The opening group included Jim and Rob Bonaccorsi, Alvino Bennett, Dave Mason, Tom Albanese, and Danny Chaimson, professionals who have with such bands as OAR (Of a Revolution). They played about an hour and a quarter of very heavy, very loud blues-rock, among them a Stevie Ray Vaughn tune and “Let the Good Times Roll,” which the full-house audience appeared to enjoy a great deal. The band clearly enjoyed the gig. Unfortunately the all-out volume, perhaps due more to a faulty mix than to the playing itself – especially of the very heavy-on-the-drums-and-bass understructure – drowned out the harmonica and stole some of what sounded – when audible – to be some interesting, somewhat jazzy, keyboards. The acoustics at SPACE are excellent; this volume, even for a band in this genre, was unnecessary.
Forty-five minutes to an hour of this band would have been fine, and would have allowed headlining band Weekend Vinyl to get into their stride while the audience still had some eardrums. Their start at 9:40 gave audience members a lot of bang for their bucks with the earlier band, but it was a bit too much of too loud.

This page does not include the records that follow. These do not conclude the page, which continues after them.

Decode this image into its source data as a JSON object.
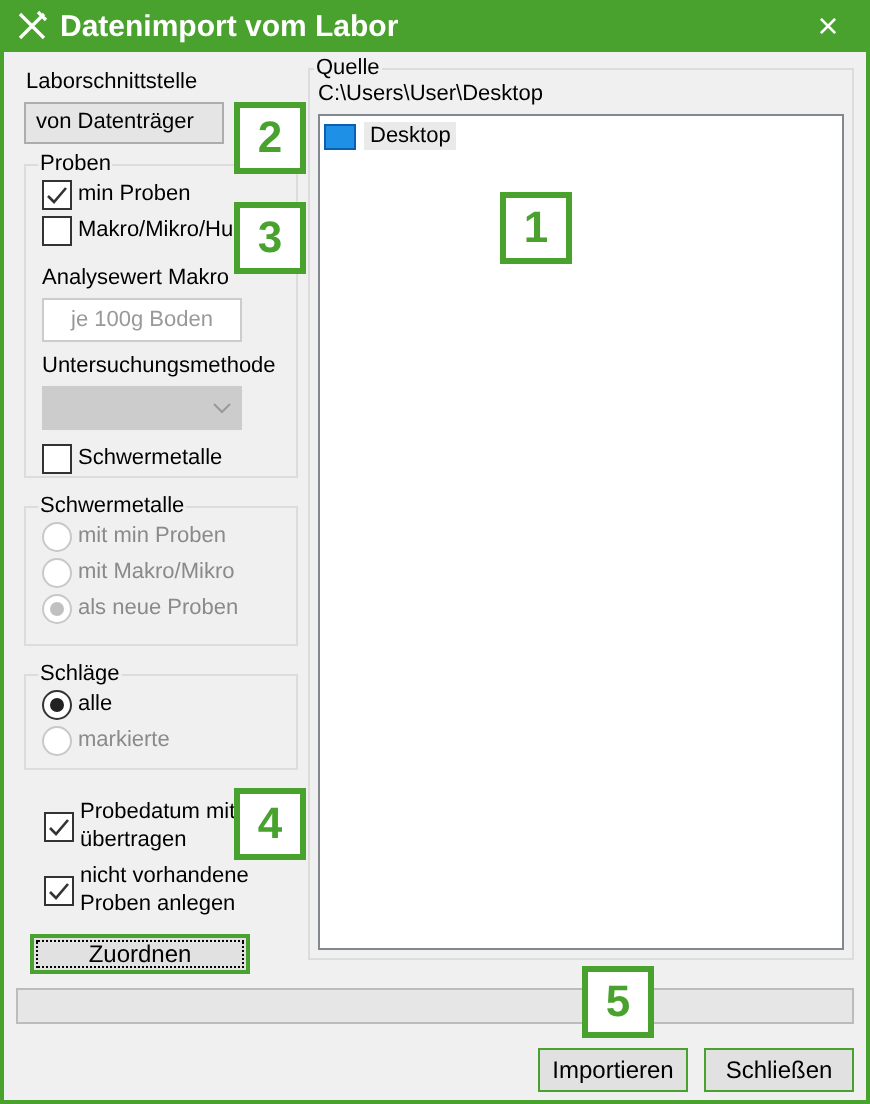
{
  "window": {
    "title": "Datenimport vom Labor",
    "close": "×"
  },
  "interface": {
    "label": "Laborschnittstelle",
    "value": "von Datenträger"
  },
  "proben": {
    "title": "Proben",
    "checks": [
      {
        "label": "min Proben",
        "checked": true
      },
      {
        "label": "Makro/Mikro/Hu",
        "checked": false
      }
    ],
    "analyse_label": "Analysewert Makro",
    "analyse_placeholder": "je 100g Boden",
    "method_label": "Untersuchungsmethode",
    "method_disabled": true,
    "heavy": {
      "label": "Schwermetalle",
      "checked": false
    }
  },
  "schwermetalle": {
    "title": "Schwermetalle",
    "options": [
      {
        "label": "mit min Proben",
        "selected": false,
        "disabled": true
      },
      {
        "label": "mit Makro/Mikro",
        "selected": false,
        "disabled": true
      },
      {
        "label": "als neue Proben",
        "selected": true,
        "disabled": true
      }
    ]
  },
  "schlaege": {
    "title": "Schläge",
    "options": [
      {
        "label": "alle",
        "selected": true,
        "disabled": false
      },
      {
        "label": "markierte",
        "selected": false,
        "disabled": true
      }
    ]
  },
  "options": [
    {
      "label": "Probedatum mit übertragen",
      "checked": true
    },
    {
      "label": "nicht vorhandene Proben anlegen",
      "checked": true
    }
  ],
  "assign_button": "Zuordnen",
  "source": {
    "title": "Quelle",
    "path": "C:\\Users\\User\\Desktop",
    "tree": [
      {
        "label": "Desktop",
        "selected": true
      }
    ]
  },
  "buttons": [
    "Importieren",
    "Schließen"
  ],
  "callouts": [
    {
      "label": "1"
    },
    {
      "label": "2"
    },
    {
      "label": "3"
    },
    {
      "label": "4"
    },
    {
      "label": "5"
    }
  ]
}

Weekend Vinyl was a lot of fun. The retro-sound “alternative pop” band is made up of Mike McLaughlin, lead vocals and rhythm guitar, Jim O’Donnell, lead guitar and backing vocals, Dave Matsko, bass and backing vocals, and Mark Feary, drums and percussion. They have all played music professionally, their website (http://www.weekendvinyl.com/) says,

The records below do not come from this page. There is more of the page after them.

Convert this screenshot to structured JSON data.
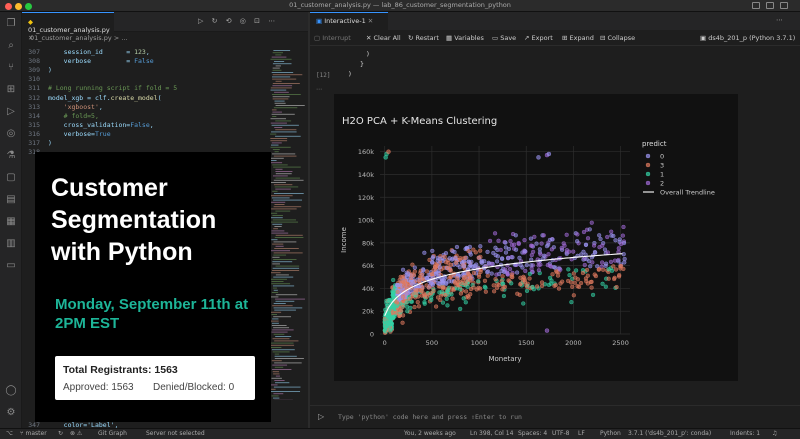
{
  "window": {
    "title": "01_customer_analysis.py — lab_86_customer_segmentation_python"
  },
  "editor": {
    "tab_label": "01_customer_analysis.py",
    "breadcrumb": "01_customer_analysis.py > ...",
    "lines": [
      {
        "num": "307",
        "text": "    session_id      = 123,"
      },
      {
        "num": "308",
        "text": "    verbose         = False"
      },
      {
        "num": "309",
        "text": ")"
      },
      {
        "num": "310",
        "text": ""
      },
      {
        "num": "311",
        "text": "# Long running script if fold = 5"
      },
      {
        "num": "312",
        "text": "model_xgb = clf.create_model("
      },
      {
        "num": "313",
        "text": "    'xgboost',"
      },
      {
        "num": "314",
        "text": "    # fold=5,"
      },
      {
        "num": "315",
        "text": "    cross_validation=False,"
      },
      {
        "num": "316",
        "text": "    verbose=True"
      },
      {
        "num": "317",
        "text": ")"
      },
      {
        "num": "318",
        "text": ""
      }
    ],
    "bottom_line_num": "347",
    "bottom_line_text": "    color='Label',"
  },
  "promo": {
    "title": "Customer Segmentation with Python",
    "date": "Monday, September 11th at 2PM EST",
    "total_label": "Total Registrants: 1563",
    "approved_label": "Approved: 1563",
    "denied_label": "Denied/Blocked: 0"
  },
  "interactive": {
    "tab_label": "Interactive-1",
    "toolbar": {
      "interrupt": "Interrupt",
      "clear_all": "Clear All",
      "restart": "Restart",
      "variables": "Variables",
      "save": "Save",
      "export": "Export",
      "expand": "Expand",
      "collapse": "Collapse",
      "kernel": "ds4b_201_p (Python 3.7.1)"
    },
    "cell_number": "[12]",
    "input_placeholder": "Type 'python' code here and press ⇧Enter to run"
  },
  "chart_data": {
    "type": "scatter",
    "title": "H2O PCA + K-Means Clustering",
    "xlabel": "Monetary",
    "ylabel": "Income",
    "xlim": [
      -50,
      2600
    ],
    "ylim": [
      0,
      165000
    ],
    "x_ticks": [
      0,
      500,
      1000,
      1500,
      2000,
      2500
    ],
    "y_ticks": [
      0,
      20000,
      40000,
      60000,
      80000,
      100000,
      120000,
      140000,
      160000
    ],
    "y_tick_labels": [
      "0",
      "20k",
      "40k",
      "60k",
      "80k",
      "100k",
      "120k",
      "140k",
      "160k"
    ],
    "legend_title": "predict",
    "legend_position": "top-right",
    "grid": true,
    "series": [
      {
        "name": "0",
        "color": "#9b94f0"
      },
      {
        "name": "3",
        "color": "#e07a5f"
      },
      {
        "name": "1",
        "color": "#34d1a5"
      },
      {
        "name": "2",
        "color": "#a06ad6"
      }
    ],
    "trendline": {
      "name": "Overall Trendline",
      "color": "#ffffff"
    },
    "outliers": [
      {
        "x": 10,
        "y": 155000,
        "series": "1"
      },
      {
        "x": 20,
        "y": 158000,
        "series": "1"
      },
      {
        "x": 40,
        "y": 160000,
        "series": "3"
      },
      {
        "x": 1630,
        "y": 155000,
        "series": "0"
      },
      {
        "x": 1720,
        "y": 157000,
        "series": "2"
      },
      {
        "x": 1740,
        "y": 158000,
        "series": "0"
      },
      {
        "x": 1720,
        "y": 3000,
        "series": "2"
      }
    ]
  },
  "status": {
    "branch": "master",
    "git_graph": "Git Graph",
    "server": "Server not selected",
    "blame": "You, 2 weeks ago",
    "position": "Ln 398, Col 14",
    "spaces": "Spaces: 4",
    "encoding": "UTF-8",
    "eol": "LF",
    "language": "Python",
    "interpreter": "3.7.1 ('ds4b_201_p': conda)",
    "indent": "Indents: 1"
  }
}
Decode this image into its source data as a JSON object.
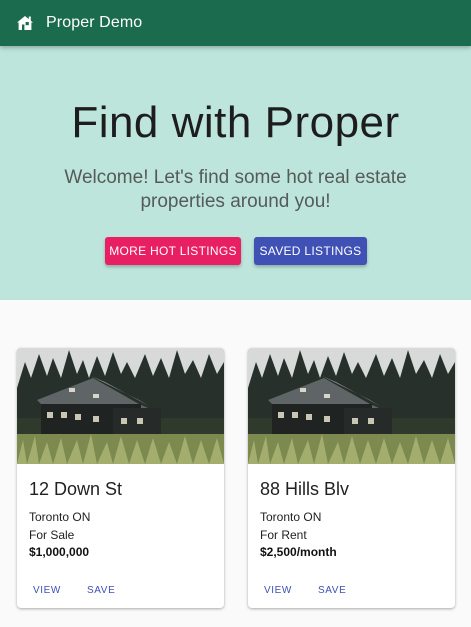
{
  "appbar": {
    "icon": "home-icon",
    "title": "Proper Demo",
    "color": "#1b6b4e"
  },
  "hero": {
    "heading": "Find with Proper",
    "subheading": "Welcome! Let's find some hot real estate properties around you!",
    "background": "#bde5db",
    "buttons": {
      "more_hot": "MORE HOT LISTINGS",
      "saved": "SAVED LISTINGS"
    },
    "button_colors": {
      "more_hot": "#e91f63",
      "saved": "#3f51b5"
    }
  },
  "listings": [
    {
      "address": "12 Down St",
      "city": "Toronto ON",
      "status": "For Sale",
      "price": "$1,000,000",
      "actions": {
        "view": "VIEW",
        "save": "SAVE"
      }
    },
    {
      "address": "88 Hills Blv",
      "city": "Toronto ON",
      "status": "For Rent",
      "price": "$2,500/month",
      "actions": {
        "view": "VIEW",
        "save": "SAVE"
      }
    }
  ]
}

and came together when St. Athanasius (aka St. A’s, where their kids have gone to school), expressed a need for some fundraising talent.
Mr. McLaughlin says on the same website that in their music “you can hear the jangle of the ‘80s with hints of REM, the db’s and Let’s Active, mixed with the elemental Brit-approach of The Smiths, Echo and The Bunnymen and, of course, Elvis Costello.” Other parallels were also readily distinguishable. Most notable of these is the solo, post-Roxy Music, Bryan Ferry, in the song “Too Big, Too Frail,”
for example, and perhaps Nick Lowe, in “I’ll Take a Leap.” “Easy Chair” – the name of their just-released CD as well – has an element reminiscent of the contemporary band “The Spoons.” All their songs are original, written by Mr. McLaughlin. Allhave a solid core of unique sound in both music and lyrics. He joked at the SPACE concert, “It’s all about songwriting – and you’ve gotta have a nice suit!”
Some period ‘80s lighting effects were produced with SPACE’s very nice equipment: Flowers and simple patterns in blues, yellows and reds played over the audience and behind the band; Mr. McLaughlin’s bright-white suit stood out; and members of the band had some on-the-way-to-smooth ‘80s moves while playing, all adding to the fun.
Despite the transitional disjunct of sounds and volume between the Bono Brothers Band and Weekend Vinyl, the audience managed to get it together and relish them both.
Weekend Vinyl celebrated the release of their CD Saturday night. A review of the CD and more in-depth intro to the band will appear in the monthly column “Evanston R & B” in the not-too-distant future.